The House of Delegates is poised to approve a bill to ban fracking for natural gas, but the measure won't move forward in the state Senate unless supporters can get a veto-proof majority, a key senator said Wednesday.
Sen. Joan Carter Conway, chair of the Senate Education, Health and Environmental Affairs Committee, said she supports a fracking ban but it doesn't make sense to pass one if Gov. Larry Hogan is going to veto it.
Hogan has said he supports fracking if it can be done safely. He has not weighed in on the bill before the General Assembly. Conway said if Hogan were to veto the bill, supporters don't have enough votes to override.
"People can't add," she said. "I'm saying veto-proof your bill, and I'll let you do whatever you want."
Conway, a Baltimore Democrat, said she has no plans to schedule a committee vote on the fracking ban bill until then.
Otherwise, she supports pushing for another moratorium — something she's confident can win enough support to overcome any veto.
"You have to be careful what you ask for," she said.
If a ban or moratorium is not enacted, fracking is set to become legal in Maryland later this year, after being delayed for years due to concerns over the safety of the drilling practice.
The gas-rich Marcellus shale formation extends from New York through Western Maryland and to Ohio and West Virginia.
Opponents of fracking — which is technically called hydraulic fracturing — have raised concerns that the drilling could lead to contamination in groundwater and local streams, and could also spur earthquakes.

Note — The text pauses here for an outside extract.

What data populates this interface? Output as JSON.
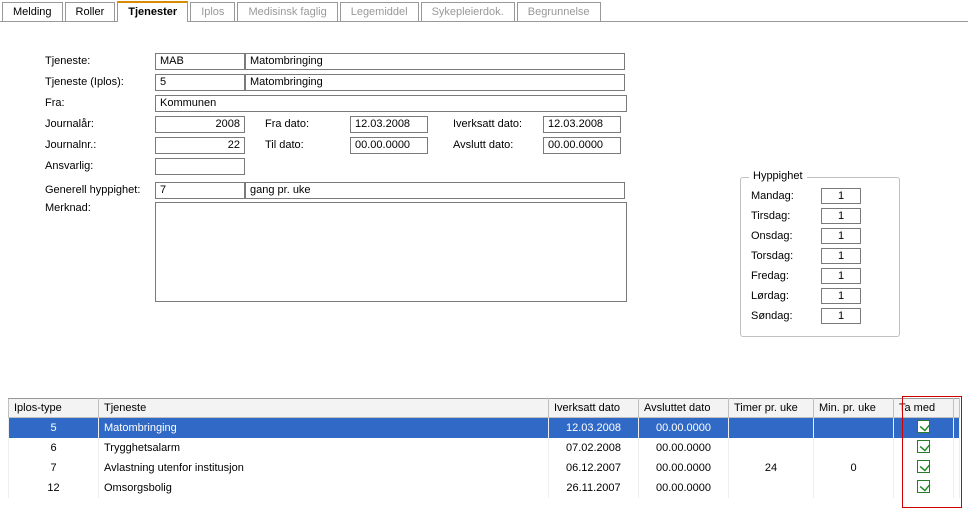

Hogan's administration has proposed regulations that would govern the gas drilling industry if drilling goes forward. Maryland Department of the Environment Secretary Ben Grumbles said they are the "most protective and comprehensive" regulations in the country.
"If hydraulic fracturing ever comes to western Maryland, these rigorous regulations will be in place beforehand to help ensure safe and responsible energy development," Grumbles said in a statement.
Advocates for the fracking ban say they're getting close to securing the 29 votes necessary to override a possible veto. The bill has 23 co-sponsors among the 47 members of the Senate.
"We have 24 votes at least. We are close to, and believe we can get, 29 votes," said Josh Tulkin, director of the Sierra Club's Maryland chapter. "We believe that we have the momentum and she will bring the bill out of committee."
Jackie Filson, a spokeswoman for the advocacy group Food and Water Watch, said the momentum from the House of Delegates could help win over senators. The House is poised to approve a fracking ban by the end of the week after a preliminary vote on Wednesday.
"There is overwhelming support from Maryland delegates and that can help sway the Senate side," Filson said.
Supporters of drilling continue to hope that they can block any moratorium or ban on fracking.
Drew Cobbs, executive director of the Maryland Petroleum Council, said the proposed regulations will put more than 90 percent of Garrett County off-limits to fracking. And where fracking could take place, the regulations will ensure the work is done safely.
Cobbs said it's no surprise that the House is likely to ban fracking. He's focused on the Senate, where he said "at least they were open minded and more willing to listen."
If fracking isn't banned, it's not clear if companies will apply to drill in Maryland. Many drilling leases in Western Maryland have expired as the state has wrangled with whether to allow the practice and how to regulate it.
The market for natural gas also is not strong, leading some companies to put off plans to drill in Maryland, Cobbs said.